**Data extract**
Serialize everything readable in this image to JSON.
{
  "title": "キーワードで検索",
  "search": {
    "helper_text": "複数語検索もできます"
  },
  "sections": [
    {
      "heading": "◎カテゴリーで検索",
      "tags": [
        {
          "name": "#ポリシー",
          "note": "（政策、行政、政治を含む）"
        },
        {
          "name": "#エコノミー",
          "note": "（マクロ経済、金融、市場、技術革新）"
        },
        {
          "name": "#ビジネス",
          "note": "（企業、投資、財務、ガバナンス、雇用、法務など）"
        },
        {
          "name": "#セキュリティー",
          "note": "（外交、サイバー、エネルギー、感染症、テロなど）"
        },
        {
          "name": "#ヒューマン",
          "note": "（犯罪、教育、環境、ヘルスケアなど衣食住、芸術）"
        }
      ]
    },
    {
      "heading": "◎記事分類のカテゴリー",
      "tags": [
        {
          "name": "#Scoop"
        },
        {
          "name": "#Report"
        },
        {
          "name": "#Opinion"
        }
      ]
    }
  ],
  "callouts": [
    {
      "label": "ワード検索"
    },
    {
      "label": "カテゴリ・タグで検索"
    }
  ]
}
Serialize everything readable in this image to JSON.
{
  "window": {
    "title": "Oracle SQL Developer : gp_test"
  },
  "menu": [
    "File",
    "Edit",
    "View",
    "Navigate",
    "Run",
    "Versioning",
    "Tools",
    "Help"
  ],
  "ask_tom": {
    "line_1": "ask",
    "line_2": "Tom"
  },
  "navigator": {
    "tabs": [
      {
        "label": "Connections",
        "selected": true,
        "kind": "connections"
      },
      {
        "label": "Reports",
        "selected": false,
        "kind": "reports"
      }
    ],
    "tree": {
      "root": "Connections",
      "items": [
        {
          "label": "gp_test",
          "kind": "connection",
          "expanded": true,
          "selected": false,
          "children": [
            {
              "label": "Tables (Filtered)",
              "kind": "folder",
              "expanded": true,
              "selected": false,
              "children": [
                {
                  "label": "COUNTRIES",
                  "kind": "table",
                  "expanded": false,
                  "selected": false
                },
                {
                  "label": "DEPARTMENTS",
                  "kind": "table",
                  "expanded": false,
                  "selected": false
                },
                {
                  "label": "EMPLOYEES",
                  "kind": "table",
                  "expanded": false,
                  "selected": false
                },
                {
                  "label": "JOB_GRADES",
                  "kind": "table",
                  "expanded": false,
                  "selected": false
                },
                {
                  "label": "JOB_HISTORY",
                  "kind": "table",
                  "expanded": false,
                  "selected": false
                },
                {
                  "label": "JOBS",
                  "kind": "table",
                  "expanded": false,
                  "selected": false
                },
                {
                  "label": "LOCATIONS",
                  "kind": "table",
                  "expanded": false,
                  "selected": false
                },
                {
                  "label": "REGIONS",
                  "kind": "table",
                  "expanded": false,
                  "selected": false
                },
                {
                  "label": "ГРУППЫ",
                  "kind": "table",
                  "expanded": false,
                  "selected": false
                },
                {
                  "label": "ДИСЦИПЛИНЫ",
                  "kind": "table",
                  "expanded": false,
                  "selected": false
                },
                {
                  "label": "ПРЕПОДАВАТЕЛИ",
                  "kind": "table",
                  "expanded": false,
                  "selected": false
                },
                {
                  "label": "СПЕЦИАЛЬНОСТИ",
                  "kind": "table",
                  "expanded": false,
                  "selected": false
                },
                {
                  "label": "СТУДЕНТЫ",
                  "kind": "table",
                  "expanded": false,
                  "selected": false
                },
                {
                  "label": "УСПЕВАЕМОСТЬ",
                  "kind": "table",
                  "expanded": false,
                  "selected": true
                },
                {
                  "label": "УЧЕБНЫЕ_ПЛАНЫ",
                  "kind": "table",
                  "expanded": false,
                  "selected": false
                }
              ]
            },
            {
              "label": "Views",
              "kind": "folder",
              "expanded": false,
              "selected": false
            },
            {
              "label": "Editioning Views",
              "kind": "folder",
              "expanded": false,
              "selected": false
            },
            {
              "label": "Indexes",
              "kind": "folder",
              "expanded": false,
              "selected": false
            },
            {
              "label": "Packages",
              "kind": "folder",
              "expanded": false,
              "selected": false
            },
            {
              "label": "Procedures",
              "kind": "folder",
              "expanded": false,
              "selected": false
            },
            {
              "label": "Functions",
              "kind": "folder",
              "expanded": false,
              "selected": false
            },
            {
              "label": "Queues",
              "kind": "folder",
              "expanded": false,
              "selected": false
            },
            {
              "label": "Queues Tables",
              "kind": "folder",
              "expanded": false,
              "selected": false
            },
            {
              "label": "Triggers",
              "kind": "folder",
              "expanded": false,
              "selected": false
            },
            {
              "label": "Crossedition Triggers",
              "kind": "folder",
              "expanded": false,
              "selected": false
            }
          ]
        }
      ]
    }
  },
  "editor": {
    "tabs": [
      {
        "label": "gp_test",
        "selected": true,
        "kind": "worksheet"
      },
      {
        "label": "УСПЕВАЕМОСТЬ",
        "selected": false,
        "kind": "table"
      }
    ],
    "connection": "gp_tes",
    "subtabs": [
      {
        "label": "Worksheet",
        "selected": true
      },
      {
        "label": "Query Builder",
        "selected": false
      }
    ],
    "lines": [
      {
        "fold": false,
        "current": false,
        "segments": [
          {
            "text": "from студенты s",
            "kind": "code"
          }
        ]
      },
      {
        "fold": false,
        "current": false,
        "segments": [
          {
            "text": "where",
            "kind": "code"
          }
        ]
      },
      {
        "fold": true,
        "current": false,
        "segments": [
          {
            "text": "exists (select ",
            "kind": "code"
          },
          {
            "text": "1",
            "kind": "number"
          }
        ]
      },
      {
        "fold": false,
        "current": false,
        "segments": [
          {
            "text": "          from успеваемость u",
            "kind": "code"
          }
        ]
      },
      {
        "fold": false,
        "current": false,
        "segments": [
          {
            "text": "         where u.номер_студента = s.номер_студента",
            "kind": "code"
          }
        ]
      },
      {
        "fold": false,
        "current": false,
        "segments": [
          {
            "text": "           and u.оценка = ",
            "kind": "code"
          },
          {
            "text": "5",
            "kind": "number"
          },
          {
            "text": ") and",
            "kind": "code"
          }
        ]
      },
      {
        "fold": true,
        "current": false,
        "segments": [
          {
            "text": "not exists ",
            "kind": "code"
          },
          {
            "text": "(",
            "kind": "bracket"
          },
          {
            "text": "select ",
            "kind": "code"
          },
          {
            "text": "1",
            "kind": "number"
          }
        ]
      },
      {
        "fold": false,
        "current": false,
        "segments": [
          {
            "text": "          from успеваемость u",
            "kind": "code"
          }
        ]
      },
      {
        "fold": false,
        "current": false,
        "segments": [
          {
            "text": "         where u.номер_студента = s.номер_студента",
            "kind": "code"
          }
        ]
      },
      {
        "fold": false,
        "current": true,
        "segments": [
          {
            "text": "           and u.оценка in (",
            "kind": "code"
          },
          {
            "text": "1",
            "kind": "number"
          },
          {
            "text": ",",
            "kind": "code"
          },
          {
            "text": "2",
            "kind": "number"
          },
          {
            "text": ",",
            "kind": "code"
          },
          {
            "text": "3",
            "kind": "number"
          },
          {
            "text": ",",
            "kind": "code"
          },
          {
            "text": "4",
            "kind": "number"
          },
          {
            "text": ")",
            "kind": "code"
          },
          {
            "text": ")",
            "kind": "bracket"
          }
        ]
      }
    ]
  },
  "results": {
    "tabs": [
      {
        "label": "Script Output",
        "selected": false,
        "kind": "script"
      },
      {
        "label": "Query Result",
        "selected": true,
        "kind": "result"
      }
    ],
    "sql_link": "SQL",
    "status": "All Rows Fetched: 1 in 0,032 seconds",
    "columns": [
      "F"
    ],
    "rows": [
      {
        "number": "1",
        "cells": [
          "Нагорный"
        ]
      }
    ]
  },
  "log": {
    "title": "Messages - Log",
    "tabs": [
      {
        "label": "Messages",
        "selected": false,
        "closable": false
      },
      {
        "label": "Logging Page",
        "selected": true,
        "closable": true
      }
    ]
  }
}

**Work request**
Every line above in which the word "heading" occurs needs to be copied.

**Expected answer**
      "heading": "◎カテゴリーで検索",
      "heading": "◎記事分類のカテゴリー",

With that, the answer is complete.